Now equipped with sufficient experience in porcelain, Smith co-founded Castleton China, a division of Shenango China, in 1940 with Louis Hellman. Their singular goal was to create the first and finest American china in the country to compete with European imports. Louis Hellman was a former executive with Germany’s famed Rosenthal China, whose reputation for producing fine porcelain was synonymous with objects of art. Yet with the rise of German nationalism in the 1930s, not even the company’s international reputation could overcome its Jewish roots. The Rosenthal family was exiled by Adolph Hitler’s regime, and nearly 5,000 skilled employees, including Hellman, were displaced.
Having spent a lifetime in fine china manufacturing, Hellman proved to be a valuable asset to the fledgling company. Inspired by visiting the MoMa’s exhibit, “Organic Design in Home Furnishings”, Hellman approached Elliot Noyes, then director of the museum’s Department of Industrial Design, for a designer capable of imagining a modern dinnerware service that was worthy of an exhibition at the MoMa.
Noyes recommended Eva Zeisel, who was commissioned in January 1942.
Born into a wealthy Jewish family in Hungary in 1906, Zeisel also came to America to escape Nazi persecution in 1937. She began the “Museum” line commission by studying Emily Post’s rules of etiquette to better understand the American ideal of elegance at the formal dinner table.
A service of 12 retailed for $300 in 1946, the equivalent of $4,680 today.
The family of 25 shapes, titled “New Shapes in Modern China Designed by Eva Zeisel,” was completed in 1943 but not unveiled until the 1946 exhibition at the MoMa due to the war.
Zeisel is regarded as one of the most important industrial designers of the 20th century and is collected by major museums across the globe.
After undergoing several changes of ownership, the Shenango China pottery plant in New Castle permanently closed in 1991.
The collection of photographs on display largely belongs to the Lawrence County Historical Society, which boasts the largest collection of Shenango China in the world. Advertisements and decals are courtesy of the Hoyt’s permanent collection. Examples of the “Museum” line can be seen at the Hoyt during normal business hours: 11 a.m. to 8 p.m. Tuesday-Thursday, and 11 a.m. to 4 p.m. Friday and Saturday.

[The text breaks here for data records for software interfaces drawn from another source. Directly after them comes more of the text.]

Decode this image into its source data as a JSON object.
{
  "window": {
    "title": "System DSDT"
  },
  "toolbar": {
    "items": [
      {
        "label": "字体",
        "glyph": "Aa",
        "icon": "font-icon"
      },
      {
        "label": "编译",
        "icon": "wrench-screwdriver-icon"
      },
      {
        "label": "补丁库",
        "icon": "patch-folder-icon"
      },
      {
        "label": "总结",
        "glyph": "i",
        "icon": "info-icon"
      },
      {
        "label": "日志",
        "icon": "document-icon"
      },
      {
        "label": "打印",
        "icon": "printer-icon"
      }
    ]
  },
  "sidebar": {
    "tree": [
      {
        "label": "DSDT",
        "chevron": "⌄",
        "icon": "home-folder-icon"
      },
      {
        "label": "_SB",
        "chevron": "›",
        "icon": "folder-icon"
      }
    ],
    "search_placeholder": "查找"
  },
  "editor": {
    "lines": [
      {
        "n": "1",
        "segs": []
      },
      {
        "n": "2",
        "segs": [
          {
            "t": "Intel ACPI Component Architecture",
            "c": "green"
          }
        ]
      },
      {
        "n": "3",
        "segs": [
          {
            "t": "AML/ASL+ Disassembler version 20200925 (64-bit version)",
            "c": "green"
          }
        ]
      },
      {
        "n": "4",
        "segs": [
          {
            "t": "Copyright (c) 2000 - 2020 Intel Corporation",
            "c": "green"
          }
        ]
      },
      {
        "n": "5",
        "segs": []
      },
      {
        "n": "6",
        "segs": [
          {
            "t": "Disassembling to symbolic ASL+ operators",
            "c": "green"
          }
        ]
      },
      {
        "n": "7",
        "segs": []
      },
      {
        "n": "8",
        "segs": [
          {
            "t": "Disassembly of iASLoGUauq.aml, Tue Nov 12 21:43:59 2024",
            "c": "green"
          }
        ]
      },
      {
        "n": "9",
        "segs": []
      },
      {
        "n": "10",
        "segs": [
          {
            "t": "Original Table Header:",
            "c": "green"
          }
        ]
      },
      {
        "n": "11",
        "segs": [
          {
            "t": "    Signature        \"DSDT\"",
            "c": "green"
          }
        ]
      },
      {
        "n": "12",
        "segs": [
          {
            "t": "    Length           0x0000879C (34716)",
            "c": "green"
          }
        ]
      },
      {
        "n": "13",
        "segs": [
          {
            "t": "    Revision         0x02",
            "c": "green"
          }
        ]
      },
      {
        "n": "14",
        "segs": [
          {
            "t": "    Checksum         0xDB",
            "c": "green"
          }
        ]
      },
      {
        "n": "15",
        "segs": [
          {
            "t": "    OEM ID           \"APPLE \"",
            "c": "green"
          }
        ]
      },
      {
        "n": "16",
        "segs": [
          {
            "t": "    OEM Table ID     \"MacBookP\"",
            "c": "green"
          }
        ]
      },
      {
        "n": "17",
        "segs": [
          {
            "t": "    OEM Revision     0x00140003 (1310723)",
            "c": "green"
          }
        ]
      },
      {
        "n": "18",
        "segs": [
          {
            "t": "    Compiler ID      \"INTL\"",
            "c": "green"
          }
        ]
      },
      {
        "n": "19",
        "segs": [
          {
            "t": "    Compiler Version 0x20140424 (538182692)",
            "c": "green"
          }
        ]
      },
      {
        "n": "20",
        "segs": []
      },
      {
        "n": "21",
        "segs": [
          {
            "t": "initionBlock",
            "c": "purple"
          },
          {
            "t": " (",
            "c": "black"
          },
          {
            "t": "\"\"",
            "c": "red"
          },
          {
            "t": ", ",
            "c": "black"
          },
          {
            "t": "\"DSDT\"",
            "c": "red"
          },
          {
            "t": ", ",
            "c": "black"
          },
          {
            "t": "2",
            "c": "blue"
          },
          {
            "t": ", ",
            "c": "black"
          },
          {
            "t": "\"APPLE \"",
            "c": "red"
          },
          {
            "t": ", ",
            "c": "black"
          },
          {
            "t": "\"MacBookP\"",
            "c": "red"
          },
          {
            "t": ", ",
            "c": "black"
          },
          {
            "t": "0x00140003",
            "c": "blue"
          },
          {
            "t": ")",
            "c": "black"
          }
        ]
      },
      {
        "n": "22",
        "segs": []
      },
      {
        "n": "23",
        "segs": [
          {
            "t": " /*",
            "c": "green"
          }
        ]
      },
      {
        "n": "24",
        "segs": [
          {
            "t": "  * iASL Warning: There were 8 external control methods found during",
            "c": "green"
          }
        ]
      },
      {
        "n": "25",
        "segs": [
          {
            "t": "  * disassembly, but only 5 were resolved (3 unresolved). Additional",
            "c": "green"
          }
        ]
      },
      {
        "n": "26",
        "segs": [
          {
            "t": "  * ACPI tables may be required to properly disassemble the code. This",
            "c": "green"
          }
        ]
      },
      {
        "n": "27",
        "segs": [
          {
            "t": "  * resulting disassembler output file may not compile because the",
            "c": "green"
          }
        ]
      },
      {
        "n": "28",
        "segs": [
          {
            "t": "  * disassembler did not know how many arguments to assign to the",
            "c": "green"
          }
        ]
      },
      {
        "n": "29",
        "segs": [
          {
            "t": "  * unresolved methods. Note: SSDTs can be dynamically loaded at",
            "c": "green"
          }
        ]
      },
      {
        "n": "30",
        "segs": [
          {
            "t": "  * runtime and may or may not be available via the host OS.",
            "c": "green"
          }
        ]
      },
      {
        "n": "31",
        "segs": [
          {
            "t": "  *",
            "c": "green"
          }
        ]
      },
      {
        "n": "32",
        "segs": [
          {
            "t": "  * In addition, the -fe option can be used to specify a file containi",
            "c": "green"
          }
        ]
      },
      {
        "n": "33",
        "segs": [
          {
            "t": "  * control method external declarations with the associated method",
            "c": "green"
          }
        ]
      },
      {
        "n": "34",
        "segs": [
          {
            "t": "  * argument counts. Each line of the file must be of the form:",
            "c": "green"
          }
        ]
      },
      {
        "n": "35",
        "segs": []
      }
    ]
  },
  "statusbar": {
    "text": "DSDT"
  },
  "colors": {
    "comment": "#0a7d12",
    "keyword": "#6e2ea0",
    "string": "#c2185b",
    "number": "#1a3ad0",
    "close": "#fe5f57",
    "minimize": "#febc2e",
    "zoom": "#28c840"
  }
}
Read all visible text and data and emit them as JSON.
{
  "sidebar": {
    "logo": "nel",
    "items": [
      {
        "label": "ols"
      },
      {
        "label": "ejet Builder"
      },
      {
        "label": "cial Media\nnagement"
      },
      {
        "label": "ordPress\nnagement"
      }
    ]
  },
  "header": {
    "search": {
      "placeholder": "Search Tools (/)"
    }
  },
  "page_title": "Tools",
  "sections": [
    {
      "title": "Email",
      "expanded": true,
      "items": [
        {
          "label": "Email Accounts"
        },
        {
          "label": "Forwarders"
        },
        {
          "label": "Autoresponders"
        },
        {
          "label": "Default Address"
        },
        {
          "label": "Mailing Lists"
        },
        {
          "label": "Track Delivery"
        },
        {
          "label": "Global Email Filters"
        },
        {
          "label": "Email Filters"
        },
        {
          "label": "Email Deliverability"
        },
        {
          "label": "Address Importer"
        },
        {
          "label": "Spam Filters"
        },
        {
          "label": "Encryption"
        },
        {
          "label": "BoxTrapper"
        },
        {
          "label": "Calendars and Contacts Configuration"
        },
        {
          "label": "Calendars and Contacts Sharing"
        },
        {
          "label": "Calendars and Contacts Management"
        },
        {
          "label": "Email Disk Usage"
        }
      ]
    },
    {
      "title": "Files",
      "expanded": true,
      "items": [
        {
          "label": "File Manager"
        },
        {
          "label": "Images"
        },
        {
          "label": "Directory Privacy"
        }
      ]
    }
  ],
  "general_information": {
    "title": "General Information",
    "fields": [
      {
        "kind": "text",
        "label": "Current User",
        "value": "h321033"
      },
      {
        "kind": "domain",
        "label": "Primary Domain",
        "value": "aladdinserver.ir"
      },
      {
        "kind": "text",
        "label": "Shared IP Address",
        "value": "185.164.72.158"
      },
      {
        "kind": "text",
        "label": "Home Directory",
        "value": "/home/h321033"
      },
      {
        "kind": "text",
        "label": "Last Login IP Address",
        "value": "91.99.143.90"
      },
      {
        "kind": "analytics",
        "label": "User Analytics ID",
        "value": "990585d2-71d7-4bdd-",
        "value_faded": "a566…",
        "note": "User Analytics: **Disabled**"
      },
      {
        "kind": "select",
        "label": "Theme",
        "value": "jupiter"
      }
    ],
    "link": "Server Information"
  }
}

Pictured at top: A photo from the “Museum to Table” exhibition at The Confluence in downtown New Castle, Pa. (Photo by Carl Ullrich Inc.)
Published by The Business Journal, Youngstown, Ohio.